All of this is a testament to the passed-on Tom Searle’s songwriting and this band’s insane live presence. That slightly older tracks like ‘Gravedigger‘ and ‘Naysayer‘ can still sound as relevant, urgent and be as loved six years on when the band churns such metalcore bangers out is nuts. For real, that “bitter and then some” call from the former track was staggering when coming from the crowd’s collective lungs, and the chorus of latter could be heard just as loud alongside the PA. As 2019 is ten years since ‘Hollow Crown‘, I would’ve personally loved to have seen a mention of the classic ‘Early Grave‘, or maybe some form of older album medley, but alas, (royal) beggars cannot be choosers in this case.
Architects have been on a mind-blowing journey, as Sam himself would put it near the end of the night, but one that’s also been difficult and challenging in its own ways.
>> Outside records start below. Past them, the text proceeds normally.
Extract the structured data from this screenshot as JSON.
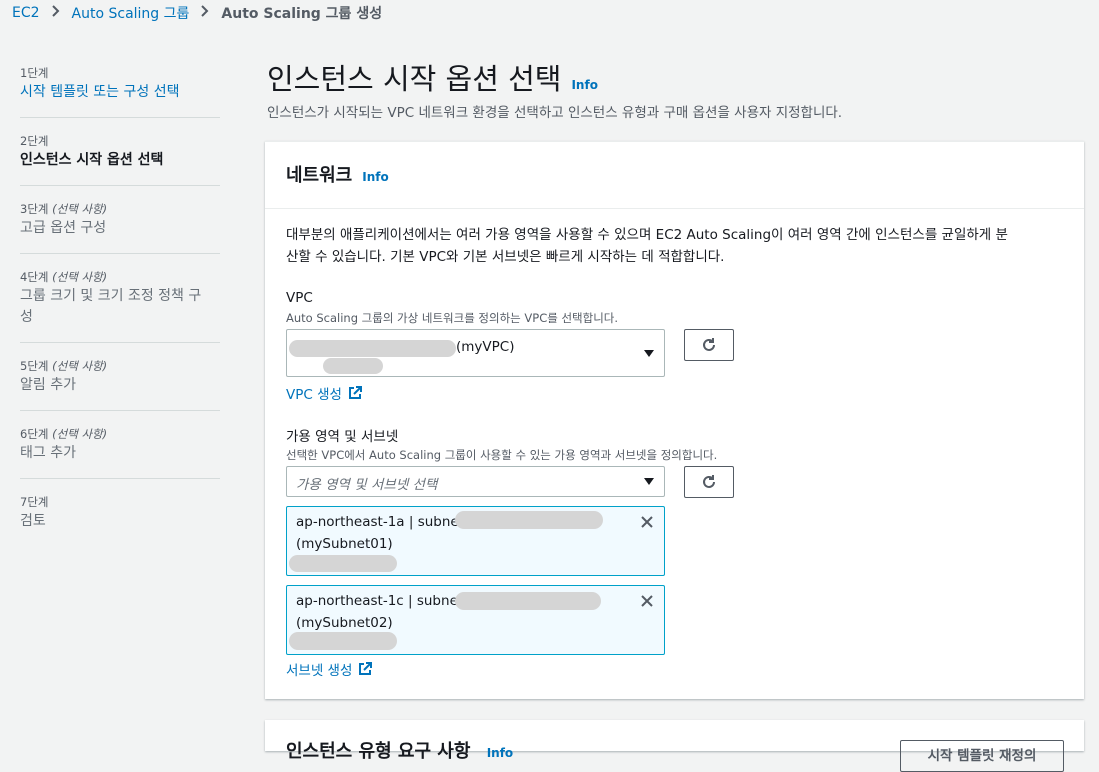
{
  "breadcrumb": {
    "items": [
      "EC2",
      "Auto Scaling 그룹"
    ],
    "current": "Auto Scaling 그룹 생성"
  },
  "sidebar": {
    "steps": [
      {
        "num": "1단계",
        "optional": "",
        "title": "시작 템플릿 또는 구성 선택"
      },
      {
        "num": "2단계",
        "optional": "",
        "title": "인스턴스 시작 옵션 선택"
      },
      {
        "num": "3단계",
        "optional": "(선택 사항)",
        "title": "고급 옵션 구성"
      },
      {
        "num": "4단계",
        "optional": "(선택 사항)",
        "title_line1": "그룹 크기 및 크기 조정 정책 구",
        "title_line2": "성"
      },
      {
        "num": "5단계",
        "optional": "(선택 사항)",
        "title": "알림 추가"
      },
      {
        "num": "6단계",
        "optional": "(선택 사항)",
        "title": "태그 추가"
      },
      {
        "num": "7단계",
        "optional": "",
        "title": "검토"
      }
    ]
  },
  "header": {
    "title": "인스턴스 시작 옵션 선택",
    "info": "Info",
    "description": "인스턴스가 시작되는 VPC 네트워크 환경을 선택하고 인스턴스 유형과 구매 옵션을 사용자 지정합니다."
  },
  "network": {
    "title": "네트워크",
    "info": "Info",
    "description_line1": "대부분의 애플리케이션에서는 여러 가용 영역을 사용할 수 있으며 EC2 Auto Scaling이 여러 영역 간에 인스턴스를 균일하게 분",
    "description_line2": "산할 수 있습니다. 기본 VPC와 기본 서브넷은 빠르게 시작하는 데 적합합니다.",
    "vpc": {
      "label": "VPC",
      "sublabel": "Auto Scaling 그룹의 가상 네트워크를 정의하는 VPC를 선택합니다.",
      "selected": "(myVPC)",
      "create_link": "VPC 생성"
    },
    "subnets": {
      "label": "가용 영역 및 서브넷",
      "sublabel": "선택한 VPC에서 Auto Scaling 그룹이 사용할 수 있는 가용 영역과 서브넷을 정의합니다.",
      "placeholder": "가용 영역 및 서브넷 선택",
      "tokens": [
        {
          "line1": "ap-northeast-1a | subnet",
          "line2": "(mySubnet01)"
        },
        {
          "line1": "ap-northeast-1c | subnet",
          "line2": "(mySubnet02)"
        }
      ],
      "create_link": "서브넷 생성"
    }
  },
  "instance_type": {
    "title": "인스턴스 유형 요구 사항",
    "info": "Info",
    "button": "시작 템플릿 재정의"
  },
  "colors": {
    "link": "#0073bb",
    "token_border": "#00a1c9",
    "token_bg": "#f1faff"
  }
}
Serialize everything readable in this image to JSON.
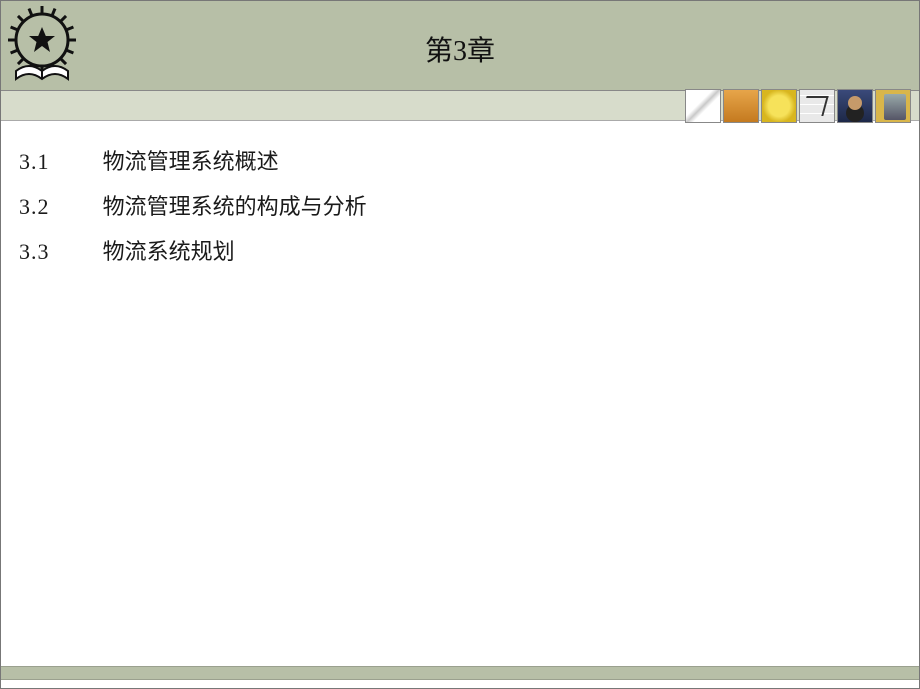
{
  "header": {
    "title": "第3章"
  },
  "toc": [
    {
      "num": "3.1",
      "text": "物流管理系统概述"
    },
    {
      "num": "3.2",
      "text": "物流管理系统的构成与分析"
    },
    {
      "num": "3.3",
      "text": "物流系统规划"
    }
  ],
  "thumbnails": [
    {
      "name": "compass-icon"
    },
    {
      "name": "hands-icon"
    },
    {
      "name": "compass-gold-icon"
    },
    {
      "name": "chart-grid-icon"
    },
    {
      "name": "person-suit-icon"
    },
    {
      "name": "buildings-icon"
    }
  ]
}
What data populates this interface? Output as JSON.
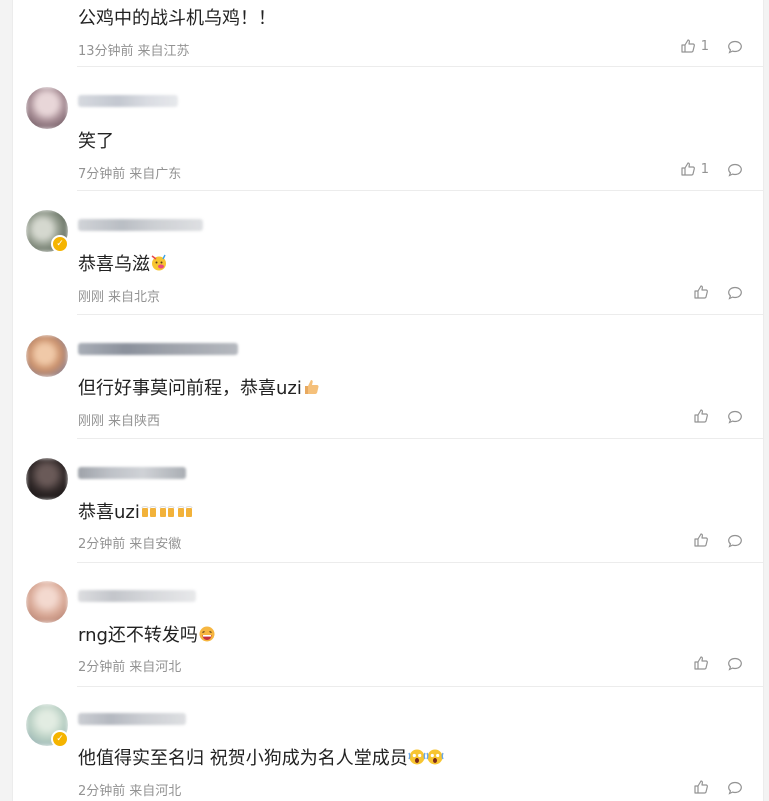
{
  "comments": [
    {
      "text": "公鸡中的战斗机乌鸡！！",
      "time": "13分钟前",
      "location": "来自江苏",
      "likes": "1",
      "verified": false
    },
    {
      "text": "笑了",
      "time": "7分钟前",
      "location": "来自广东",
      "likes": "1",
      "verified": false
    },
    {
      "text": "恭喜乌滋",
      "time": "刚刚",
      "location": "来自北京",
      "likes": "",
      "verified": true,
      "emoji": [
        "party-face-emoji"
      ]
    },
    {
      "text": "但行好事莫问前程，恭喜uzi",
      "time": "刚刚",
      "location": "来自陕西",
      "likes": "",
      "verified": false,
      "emoji": [
        "thumbs-up-emoji"
      ]
    },
    {
      "text": "恭喜uzi",
      "time": "2分钟前",
      "location": "来自安徽",
      "likes": "",
      "verified": false,
      "emoji": [
        "cheers-emoji",
        "cheers-emoji",
        "cheers-emoji"
      ]
    },
    {
      "text": "rng还不转发吗",
      "time": "2分钟前",
      "location": "来自河北",
      "likes": "",
      "verified": false,
      "emoji": [
        "laughing-face-emoji"
      ]
    },
    {
      "text": "他值得实至名归 祝贺小狗成为名人堂成员",
      "time": "2分钟前",
      "location": "来自河北",
      "likes": "",
      "verified": true,
      "emoji": [
        "screaming-face-emoji",
        "screaming-face-emoji"
      ]
    }
  ],
  "colors": {
    "text": "#222222",
    "meta": "#939393",
    "divider": "#ececec"
  }
}
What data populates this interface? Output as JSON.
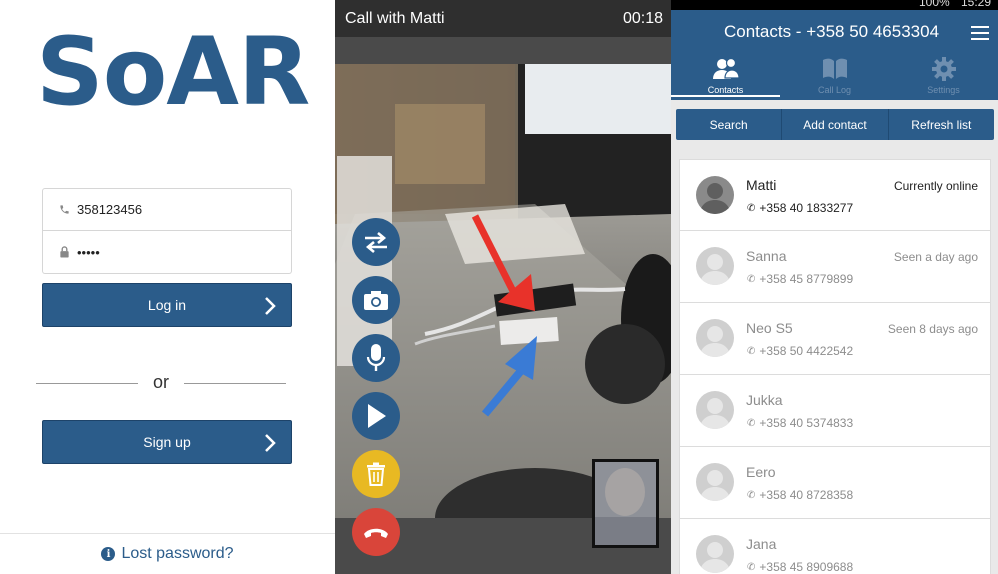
{
  "login": {
    "logo": "SoAR",
    "phone_value": "358123456",
    "password_value": "•••••",
    "login_label": "Log in",
    "or_label": "or",
    "signup_label": "Sign up",
    "lost_password_label": "Lost password?"
  },
  "call": {
    "title": "Call with Matti",
    "timer": "00:18"
  },
  "contacts": {
    "status_battery": "100%",
    "status_time": "15:29",
    "title": "Contacts - +358 50 4653304",
    "tabs": [
      {
        "label": "Contacts",
        "icon": "contacts-icon",
        "active": true
      },
      {
        "label": "Call Log",
        "icon": "book-icon",
        "active": false
      },
      {
        "label": "Settings",
        "icon": "gear-icon",
        "active": false
      }
    ],
    "actions": [
      {
        "label": "Search"
      },
      {
        "label": "Add contact"
      },
      {
        "label": "Refresh list"
      }
    ],
    "list": [
      {
        "name": "Matti",
        "phone": "+358 40 1833277",
        "status": "Currently online",
        "online": true
      },
      {
        "name": "Sanna",
        "phone": "+358 45 8779899",
        "status": "Seen a day ago",
        "online": false
      },
      {
        "name": "Neo S5",
        "phone": "+358 50 4422542",
        "status": "Seen 8 days ago",
        "online": false
      },
      {
        "name": "Jukka",
        "phone": "+358 40 5374833",
        "status": "",
        "online": false
      },
      {
        "name": "Eero",
        "phone": "+358 40 8728358",
        "status": "",
        "online": false
      },
      {
        "name": "Jana",
        "phone": "+358 45 8909688",
        "status": "",
        "online": false
      }
    ]
  },
  "colors": {
    "brand_blue": "#2b5c8a",
    "delete_yellow": "#e8b923",
    "hangup_red": "#d9453a",
    "arrow_red": "#e8322a",
    "arrow_blue": "#3a7bd5"
  }
}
To overcome Tom’s passing and this band continuing on is nothing short of courageous and noble. At one point, Tom Searle’s initials shown on the screen behind the band, with all of Festival Hall promptly breaking out into loving cheers and applause, chanting “TOM” over and over. He may have left us, but he is never forgotten.
Still, an Architects set has followed the same pattern for the last few years, and this show was no different. What with it seeing Sam’s now almost-obligatory speech relating to the band, their journey of late, and Tom, all saved for the final moments. But Sam and the band have said quite a lot about Tom’s life and work, his impact on them, and their respect and appreciation for the endless support since 2016. Yet this portion of the set is now more so about the Architects members on stage right in front of us. About the five brothers, five mates, who have banded together through real adversity and have come out the other side, bigger than ever. Not unscathed, and not without difficulty, but alive and still burning to perform. This talking segment from the frontman addressing his bandmates and the gathered crowd may have been more than expected, but it was no less heartfelt. It even shows that the band can, and will, move on from ‘Holy Hell.’
Honestly, I almost don’t even need to tell you that they ended things with ‘Doomsday‘ as it’s a real given by now. Yet with maybe the exception of the heart-crushing ‘Gone With The Wind‘ – which also helped conclude their encore – there’s really no other song of theirs that feels like it can or even should conclude an Architects performance currently. It’s a track that leaves all of the immensely heavy thoughts and yearning feelings of grief and loss up on-stage, both emotionally and musically too. It’s perhaps one of the most quintessential Architects songs for their career, if not THE song of their time as a band currently. In so many words, it put the perfect end on what was a colossal set from one of metalcore’s biggest acts of late. A band who has, well and truly, earned that top spot.